For our purposes, we’re going to be editing the footer file. Select the Files tab.

Here, you can click to select files that should be copied into the child theme. These files will then be able to be edited without losing changes when the theme is updated.

Screen grab of Files tab in Child Theme Configurator. Allows you to copy files to your child theme.

Select Footer and click the Copy to Selected Child Theme button.

Note that if the child theme you have is currently active, when you copy files into the theme, they will immediately be shown as part of the theme.

Under Child Theme Files, you will see the files that have been added by default. Functions.php is automatically added when the child theme is created and is required for the child theme to work. In the last step, we added footer. We can now select the footer file and edit it in the editor.

The Delete button will delete the selected files, if clicked.

Select footer and click the link: Click here to edit template files using the Theme Editor

This opens the style editor which you can also access from the Dashboard > Appearances > Editor.

By default, the style.css file is loaded into the editor, so we’ll have to open our footer file. Our Divi Child theme is selected. If the child theme you created is not showing here, use the dropdown menu to select it.

Screen grab of WordPress editor select footer.php to edit the theme's footer.

To everyone who have taken my classes, yes this is the area I usually tell you to run away from. Today, we’re breaking all the rules.

Editing the Footer File

In the right sidebar, select Footer (footer.php).

This opens the Footer file.
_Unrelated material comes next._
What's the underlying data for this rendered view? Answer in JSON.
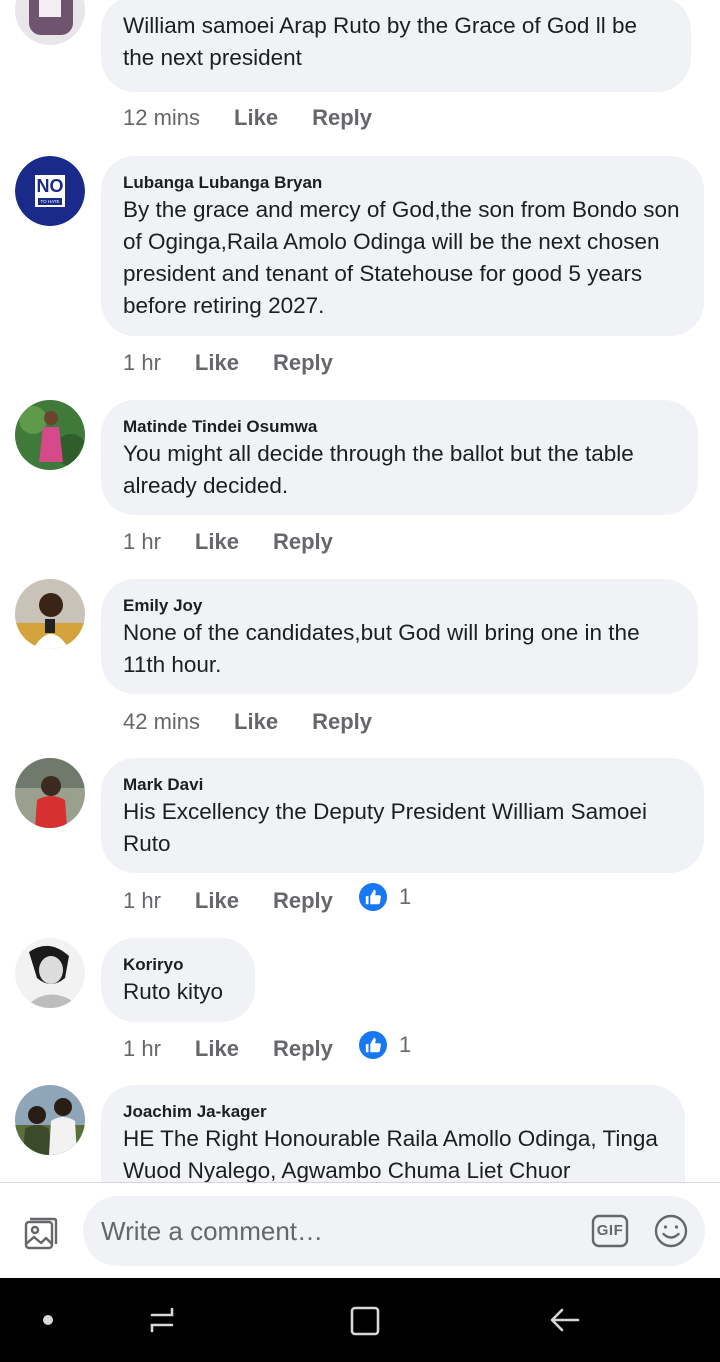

Note that you are looking at the actual coding that creates and manages your WordPress footer in the Divi theme. Danger Will Robinson, doing something wrong here can definitely break your footer and possibly your whole website. Proceed with caution knowing that you should easily be able to use the child theme configurator to delete the file and start over, if needed.
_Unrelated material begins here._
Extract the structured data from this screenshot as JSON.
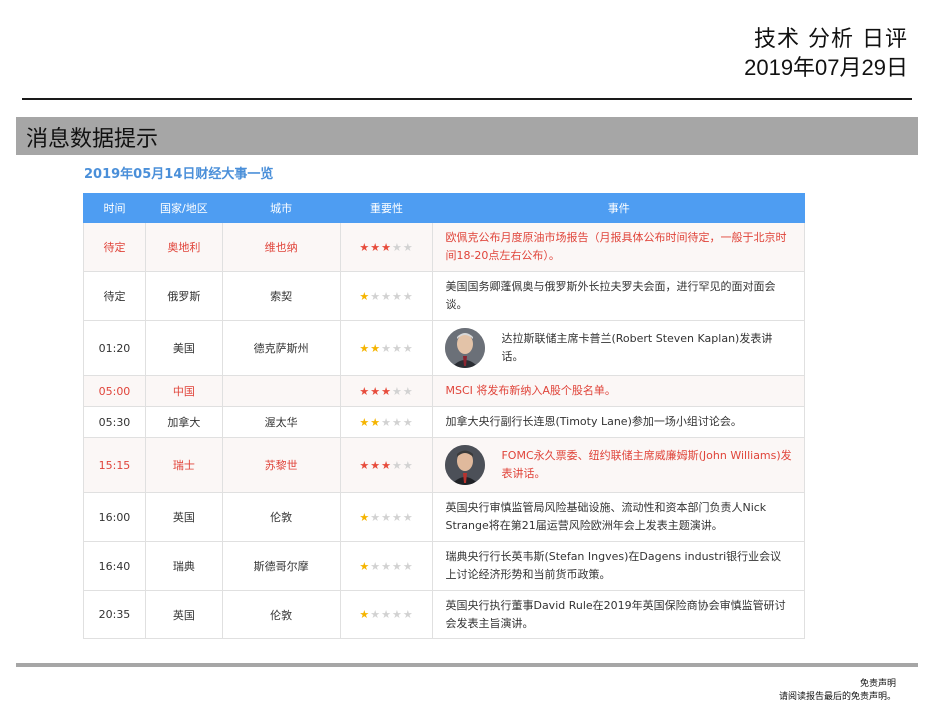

We need to find the text that we will edit. You can do this by scrolling or using the Find function.

Scroll down to

<p id=”footer-info”><?php printf( __( ‘Designed by %1$s | Powered by %2$s’, ‘Divi’ ), ‘<a href=”” title=”Premium WordPress Themes”>Elegant Themes</a>’, ‘<a href=””>WordPress</a>’ ); ?></p>

Or select <ctrl> + F (Windows) or <cmd> + F (Mac) to open the Finder screen. Enter id=”footer-info” to find the following notation. This will take you to the area we need to edit.

Screen grab of Find box in WordPress editor searching for footer-info.

The finder screen appears at the top right of your editor window.

What we’re looking at is a paragraph markup surrounding some php codes that is pulling in variables to print out “Designed by Elegant Themes | Powered by WordPress.

<p id=”footer-info”><?php printf( __( ‘Designed by %1$s | Powered by %2$s’, ‘Divi’ ), ‘<a href=”” title=”Premium WordPress Themes”>Elegant Themes</a>’, ‘<a href=””>WordPress</a>’ ); ?></p>

After the markup <p id=”footer-info”>, remove from <?php to ?>

Which leaves behind the following codes. <p id=”footer-info”> </p>

Enter your text between these codes as shown.

<p id=”footer-info”>Copyright 2015 How to Build an Online Course</p>

Note that if you want to use the copyright symbol instead of writing out the text, you need to enter the &copy; symbol. The same paragraph shown above with the copyright symbol instead is:

<p id=”footer-info”>&copy; 2015 How to Build an Online Course</p>

Once you have made this change, select the Save Changes button. It’s very important to save your changes.

Now in order to see the change, there is one last important step we have to take. We have to set the Child Theme as the Active theme.

Go to Appearance > Themes and select your child theme. Activate it and you should now see the changes you made.

Note that if you purchase the Divi theme from any links within this site, we do receive a commission. Stay tuned for more lessons on using the Divi theme in your website.